Background: Severe neurologic complications after cardiac transplantation are devastating outcomes of this life-saving procedure. Incidence, risk factors, and morbidity of neurologic events in the modern era of cardiac transplantation are yet to be defined. Methods: Between 1996 and 2005, 200 patients (64% men; mean age, 49 ± 12 years) underwent heart transplantation at our institution. Overall, 46 patients (23%) showed a wide spectra of early neurologic complications. Results: Cause of ischemic complications was stroke in 11 patients (7 had concomitant epileptic seizures) and transient ischemic attack (TIA) in 7. Encephalopathy (n = 10), epileptic seizures unrelated to focal cerebral lesions (n = 7), severe headache (n = 6), cerebral infection (n = 3), and peripheral nervous system injuries (n = 2) completed the spectra of adverse neurologic outcomes. Multivariate analysis identified advanced age (p = 0.03), preoperative left ventricular assist device support (p = 0.02), preoperative intraaortic balloon pump support (p < 0.001), prolonged cardiopulmonary bypass time (p < 0.001), and postoperative hepatic failure (p = 0.04) as independent predictors of early neurologic complications. Postoperative morbidities associated with neurologic complications included longer ventilation time (p < 0.001), longer stay in the intensive care unit (p < 0.001), and higher incidence of pneumonia (p < 0.001) and sepsis (p = 0.01) compared with patients without neurologic events. There was a trend toward higher in-hospital mortality (15% versus 6%, p = 0.07), but there was no difference in long-term survival (65% versus 78%, p = 0.15). Conclusions: Despite rigorous pretransplantation screening, neurologic complications were common after cardiac transplantation. Most frequently, these complications were not the actual cause of death, but they significantly contributed to increased morbidity. Preoperative mechanical circulatory support requirement was the strongest predictor for adverse neurologic outcome.

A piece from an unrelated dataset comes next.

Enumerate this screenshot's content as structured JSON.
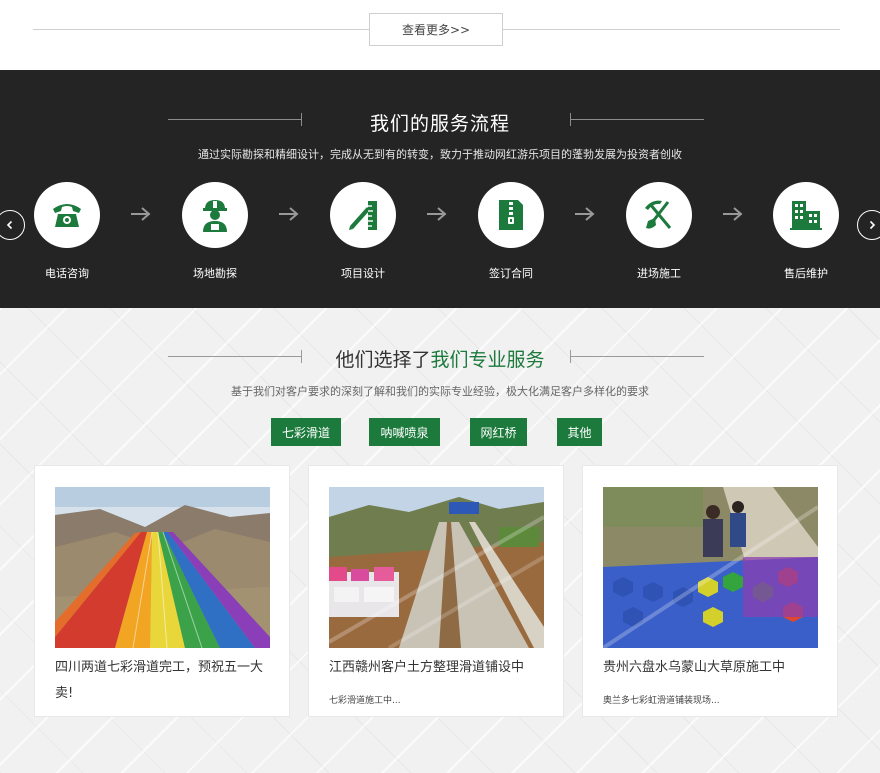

Bibliographical noteFunding Information:
Dr Zierer was supported by a DFG-Research Fellowship of the German Research Foundation.